By Mick Krever, CNN
Any “real peace” between Israeli and Palestinians will remain out of reach until both sides truly acknowledge each other’s tragedy, Israeli columnist and author Ari Shavit told CNN’s Hala Gorani, sitting in for Christiane Amanpour, on Wednesday.
“The heart of this conflict is really mutual blindness.”
The Israelis are blind to the fact that there are a Palestinian people, he said, and the Palestinians blind to the Israelis, and their right to a Jewish state “in the ancient homeland of the Jews.”
That despite, he said, the “amazing” work U.S. Secretary of State John Kerry has done trying to bring reconciliation.
Shavit has just written a new book, “My Promised Land: The Triumph and Tragedy of Israel.”
U.S. Secretary of State John Kerry has launched the largest American effort in years to bring peace to the region, having just wrapped up his 10th visit in pursuit of that goal.
“One has to recognize the fact that Secretary Kerry with unique ingenuity and pressure and commitment has surprised us all,” Shavit said.
The Secretary’s goal, Shavit surmised, is not a final peace agreement, but rather a framework for future negotiations.
He is trying, he said, to build “a kind of triangle,” in which the Israelis accept the 1967 borders, the Palestinians accept the existence of a Jewish state, and Jerusalem is shared in some way.
“No sides will totally accept the formula. But if they do not reject it totally, then he will have some sort of achievement.”
But the “ultimate emotional breakthrough,” he said, will not come until the Israeli prime minster goes to Ramallah, and the Palestinian leader goes to the Knesset, to acknowledge each other’s tragedy and pain.
“This I'm afraid we will not see, because both leaders are not built – we do not have a Nelson Mandela right now; we don't have an Anwar Sadat.”
That is not to say that it is as asymmetric a conflict as it is often portrayed, he posited.
“Contrary to the common belief, I believe the Palestinians have enormous power: The Palestinians have the key to Israel's legitimacy in the region and in the international community.”
“One of the reasons that Prime Minister Netanyahu is deep in this process is that Israelis are afraid to lose their legitimacy, both regionally and worldwide.”
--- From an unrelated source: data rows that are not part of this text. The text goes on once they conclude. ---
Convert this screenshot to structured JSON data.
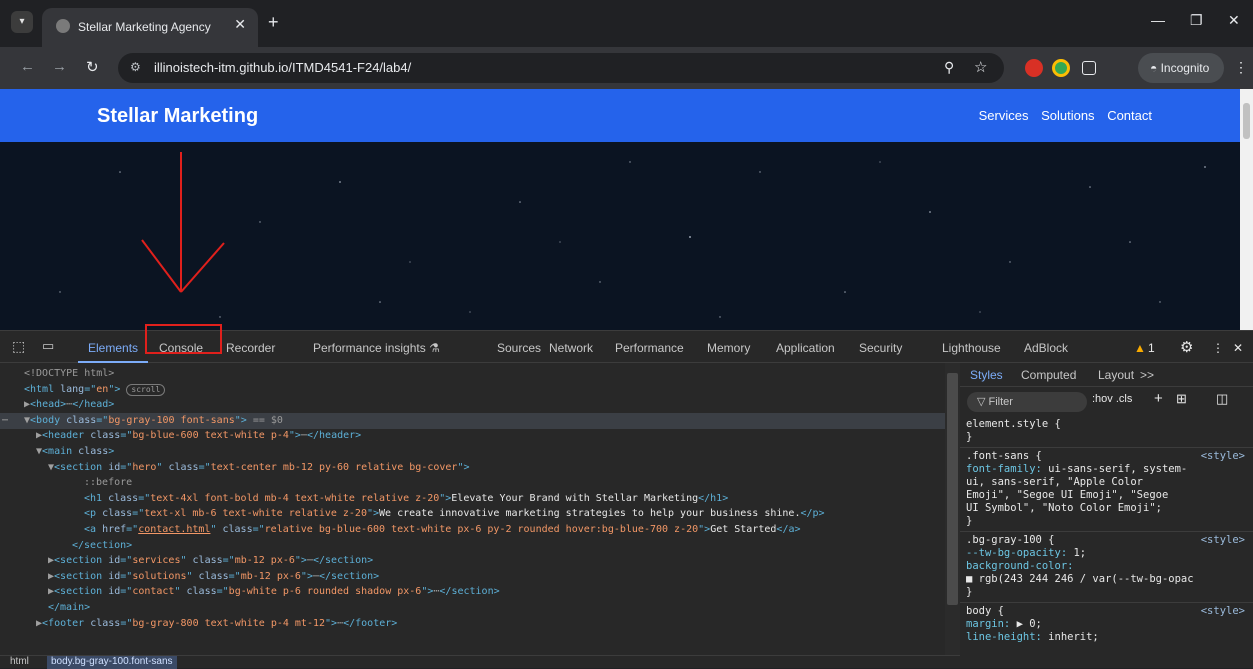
{
  "browser": {
    "tab_title": "Stellar Marketing Agency",
    "tab_close": "✕",
    "new_tab": "+",
    "url": "illinoistech-itm.github.io/ITMD4541-F24/lab4/",
    "incognito_label": "Incognito",
    "win_min": "—",
    "win_restore": "❐",
    "win_close": "✕"
  },
  "site": {
    "brand": "Stellar Marketing",
    "nav": [
      "Services",
      "Solutions",
      "Contact"
    ]
  },
  "devtools": {
    "tabs": [
      "Elements",
      "Console",
      "Recorder",
      "Performance insights",
      "Sources",
      "Network",
      "Performance",
      "Memory",
      "Application",
      "Security",
      "Lighthouse",
      "AdBlock"
    ],
    "active_tab": "Elements",
    "warning_count": "1",
    "dom": [
      {
        "indent": 0,
        "parts": [
          [
            "gray",
            "<!DOCTYPE html>"
          ]
        ]
      },
      {
        "indent": 0,
        "parts": [
          [
            "tag",
            "<html "
          ],
          [
            "attr",
            "lang"
          ],
          [
            "tag",
            "=\""
          ],
          [
            "val",
            "en"
          ],
          [
            "tag",
            "\">"
          ]
        ],
        "pill": "scroll"
      },
      {
        "indent": 1,
        "tri": "▶",
        "parts": [
          [
            "tag",
            "<head>"
          ],
          [
            "gray",
            "⋯"
          ],
          [
            "tag",
            "</head>"
          ]
        ]
      },
      {
        "indent": 1,
        "tri": "▼",
        "sel": true,
        "parts": [
          [
            "tag",
            "<body "
          ],
          [
            "attr",
            "class"
          ],
          [
            "tag",
            "=\""
          ],
          [
            "val",
            "bg-gray-100 font-sans"
          ],
          [
            "tag",
            "\">"
          ],
          [
            "gray",
            " == $0"
          ]
        ]
      },
      {
        "indent": 2,
        "tri": "▶",
        "parts": [
          [
            "tag",
            "<header "
          ],
          [
            "attr",
            "class"
          ],
          [
            "tag",
            "=\""
          ],
          [
            "val",
            "bg-blue-600 text-white p-4"
          ],
          [
            "tag",
            "\">"
          ],
          [
            "gray",
            "⋯"
          ],
          [
            "tag",
            "</header>"
          ]
        ]
      },
      {
        "indent": 2,
        "tri": "▼",
        "parts": [
          [
            "tag",
            "<main "
          ],
          [
            "attr",
            "class"
          ],
          [
            "tag",
            ">"
          ]
        ]
      },
      {
        "indent": 3,
        "tri": "▼",
        "parts": [
          [
            "tag",
            "<section "
          ],
          [
            "attr",
            "id"
          ],
          [
            "tag",
            "=\""
          ],
          [
            "val",
            "hero"
          ],
          [
            "tag",
            "\" "
          ],
          [
            "attr",
            "class"
          ],
          [
            "tag",
            "=\""
          ],
          [
            "val",
            "text-center mb-12 py-60 relative bg-cover"
          ],
          [
            "tag",
            "\">"
          ]
        ]
      },
      {
        "indent": 5,
        "parts": [
          [
            "gray",
            "::before"
          ]
        ]
      },
      {
        "indent": 5,
        "parts": [
          [
            "tag",
            "<h1 "
          ],
          [
            "attr",
            "class"
          ],
          [
            "tag",
            "=\""
          ],
          [
            "val",
            "text-4xl font-bold mb-4 text-white relative z-20"
          ],
          [
            "tag",
            "\">"
          ],
          [
            "txt",
            "Elevate Your Brand with Stellar Marketing"
          ],
          [
            "tag",
            "</h1>"
          ]
        ]
      },
      {
        "indent": 5,
        "parts": [
          [
            "tag",
            "<p "
          ],
          [
            "attr",
            "class"
          ],
          [
            "tag",
            "=\""
          ],
          [
            "val",
            "text-xl mb-6 text-white relative z-20"
          ],
          [
            "tag",
            "\">"
          ],
          [
            "txt",
            "We create innovative marketing strategies to help your business shine."
          ],
          [
            "tag",
            "</p>"
          ]
        ]
      },
      {
        "indent": 5,
        "parts": [
          [
            "tag",
            "<a "
          ],
          [
            "attr",
            "href"
          ],
          [
            "tag",
            "=\""
          ],
          [
            "val",
            "contact.html"
          ],
          [
            "tag",
            "\" "
          ],
          [
            "attr",
            "class"
          ],
          [
            "tag",
            "=\""
          ],
          [
            "val",
            "relative bg-blue-600 text-white px-6 py-2 rounded hover:bg-blue-700 z-20"
          ],
          [
            "tag",
            "\">"
          ],
          [
            "txt",
            "Get Started"
          ],
          [
            "tag",
            "</a>"
          ]
        ]
      },
      {
        "indent": 4,
        "parts": [
          [
            "tag",
            "</section>"
          ]
        ]
      },
      {
        "indent": 3,
        "tri": "▶",
        "parts": [
          [
            "tag",
            "<section "
          ],
          [
            "attr",
            "id"
          ],
          [
            "tag",
            "=\""
          ],
          [
            "val",
            "services"
          ],
          [
            "tag",
            "\" "
          ],
          [
            "attr",
            "class"
          ],
          [
            "tag",
            "=\""
          ],
          [
            "val",
            "mb-12 px-6"
          ],
          [
            "tag",
            "\">"
          ],
          [
            "gray",
            "⋯"
          ],
          [
            "tag",
            "</section>"
          ]
        ]
      },
      {
        "indent": 3,
        "tri": "▶",
        "parts": [
          [
            "tag",
            "<section "
          ],
          [
            "attr",
            "id"
          ],
          [
            "tag",
            "=\""
          ],
          [
            "val",
            "solutions"
          ],
          [
            "tag",
            "\" "
          ],
          [
            "attr",
            "class"
          ],
          [
            "tag",
            "=\""
          ],
          [
            "val",
            "mb-12 px-6"
          ],
          [
            "tag",
            "\">"
          ],
          [
            "gray",
            "⋯"
          ],
          [
            "tag",
            "</section>"
          ]
        ]
      },
      {
        "indent": 3,
        "tri": "▶",
        "parts": [
          [
            "tag",
            "<section "
          ],
          [
            "attr",
            "id"
          ],
          [
            "tag",
            "=\""
          ],
          [
            "val",
            "contact"
          ],
          [
            "tag",
            "\" "
          ],
          [
            "attr",
            "class"
          ],
          [
            "tag",
            "=\""
          ],
          [
            "val",
            "bg-white p-6 rounded shadow px-6"
          ],
          [
            "tag",
            "\">"
          ],
          [
            "gray",
            "⋯"
          ],
          [
            "tag",
            "</section>"
          ]
        ]
      },
      {
        "indent": 2,
        "parts": [
          [
            "tag",
            "</main>"
          ]
        ]
      },
      {
        "indent": 2,
        "tri": "▶",
        "parts": [
          [
            "tag",
            "<footer "
          ],
          [
            "attr",
            "class"
          ],
          [
            "tag",
            "=\""
          ],
          [
            "val",
            "bg-gray-800 text-white p-4 mt-12"
          ],
          [
            "tag",
            "\">"
          ],
          [
            "gray",
            "⋯"
          ],
          [
            "tag",
            "</footer>"
          ]
        ]
      }
    ],
    "styles_tabs": [
      "Styles",
      "Computed",
      "Layout",
      ">>"
    ],
    "filter_placeholder": "Filter",
    "hov_cls": ":hov .cls",
    "rules": [
      {
        "selector": "element.style {",
        "lines": [
          "}"
        ]
      },
      {
        "selector": ".font-sans {",
        "source": "<style>",
        "lines": [
          "  font-family: ui-sans-serif, system-",
          "     ui, sans-serif, \"Apple Color",
          "     Emoji\", \"Segoe UI Emoji\", \"Segoe",
          "     UI Symbol\", \"Noto Color Emoji\";",
          "}"
        ]
      },
      {
        "selector": ".bg-gray-100 {",
        "source": "<style>",
        "lines": [
          "  --tw-bg-opacity: 1;",
          "  background-color:",
          "     ■ rgb(243 244 246 / var(--tw-bg-opac",
          "}"
        ]
      },
      {
        "selector": "body {",
        "source": "<style>",
        "lines": [
          "  margin: ▶ 0;",
          "  line-height: inherit;"
        ]
      }
    ],
    "breadcrumbs": [
      "html",
      "body.bg-gray-100.font-sans"
    ]
  },
  "colors": {
    "site_header": "#2563eb",
    "annotation_red": "#e0201c"
  }
}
Shavit is not afraid to defend Israeli’s existence to the end; he calls the country a “manmade miracle” that was “created against all odds.”
And while he opposes “occupation” and “settlements,” he says “the conflict is not only about the occupation and settlements.”
“I ask my Palestinian counterpart to see that while I acknowledge their tragedy – the fact that they went through terrible pain and many of them lost their homes and experienced a terrible tragedy – I say to them, I ask them, in a sense, to move on.”
“A tragedy is there; but we do not have to accept it and become slaves to it.”